* [TASK INPUT]

##############################

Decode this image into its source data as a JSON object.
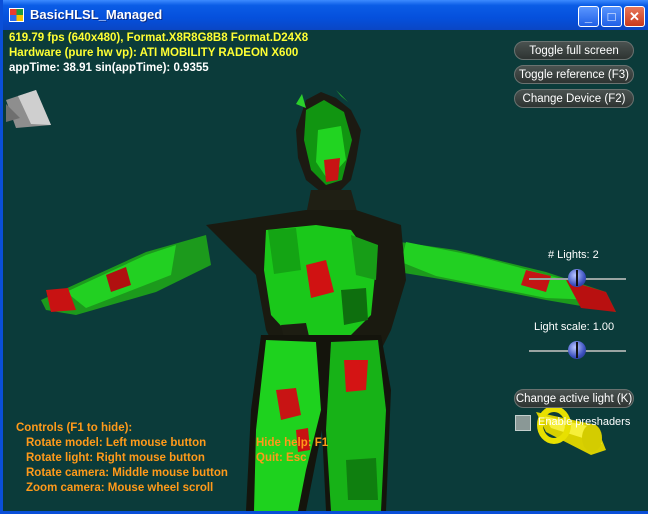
{
  "window": {
    "title": "BasicHLSL_Managed",
    "minimize_glyph": "_",
    "maximize_glyph": "□",
    "close_glyph": "✕"
  },
  "stats": {
    "line1": "619.79 fps (640x480), Format.X8R8G8B8 Format.D24X8",
    "line2": "Hardware (pure hw vp): ATI MOBILITY RADEON X600",
    "line3": "appTime: 38.91 sin(appTime): 0.9355"
  },
  "buttons": {
    "toggle_full_screen": "Toggle full screen",
    "toggle_reference": "Toggle reference (F3)",
    "change_device": "Change Device (F2)",
    "change_active_light": "Change active light (K)"
  },
  "sliders": {
    "lights_label": "# Lights: 2",
    "lights_fraction": 0.5,
    "light_scale_label": "Light scale: 1.00",
    "light_scale_fraction": 0.5
  },
  "checkbox": {
    "enable_preshaders_label": "Enable preshaders",
    "checked": false
  },
  "help": {
    "header": "Controls (F1 to hide):",
    "rotate_model": "Rotate model: Left mouse button",
    "rotate_light": "Rotate light: Right mouse button",
    "rotate_camera": "Rotate camera: Middle mouse button",
    "zoom_camera": "Zoom camera: Mouse wheel scroll",
    "hide_help": "Hide help: F1",
    "quit": "Quit: Esc"
  },
  "scene": {
    "background_color": "#0b3b3a",
    "model_green": "#1ee01e",
    "model_red": "#d01010",
    "light_arrow_yellow": "#e8e000",
    "light_arrow_gray": "#b8b8b8"
  }
}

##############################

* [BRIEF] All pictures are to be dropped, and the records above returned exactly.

* [TASK SOLUTION]
Decode this image into its source data as a JSON object.
{
  "window": {
    "title": "BasicHLSL_Managed",
    "minimize_glyph": "_",
    "maximize_glyph": "□",
    "close_glyph": "✕"
  },
  "stats": {
    "line1": "619.79 fps (640x480), Format.X8R8G8B8 Format.D24X8",
    "line2": "Hardware (pure hw vp): ATI MOBILITY RADEON X600",
    "line3": "appTime: 38.91 sin(appTime): 0.9355"
  },
  "buttons": {
    "toggle_full_screen": "Toggle full screen",
    "toggle_reference": "Toggle reference (F3)",
    "change_device": "Change Device (F2)",
    "change_active_light": "Change active light (K)"
  },
  "sliders": {
    "lights_label": "# Lights: 2",
    "lights_fraction": 0.5,
    "light_scale_label": "Light scale: 1.00",
    "light_scale_fraction": 0.5
  },
  "checkbox": {
    "enable_preshaders_label": "Enable preshaders",
    "checked": false
  },
  "help": {
    "header": "Controls (F1 to hide):",
    "rotate_model": "Rotate model: Left mouse button",
    "rotate_light": "Rotate light: Right mouse button",
    "rotate_camera": "Rotate camera: Middle mouse button",
    "zoom_camera": "Zoom camera: Mouse wheel scroll",
    "hide_help": "Hide help: F1",
    "quit": "Quit: Esc"
  },
  "scene": {
    "background_color": "#0b3b3a",
    "model_green": "#1ee01e",
    "model_red": "#d01010",
    "light_arrow_yellow": "#e8e000",
    "light_arrow_gray": "#b8b8b8"
  }
}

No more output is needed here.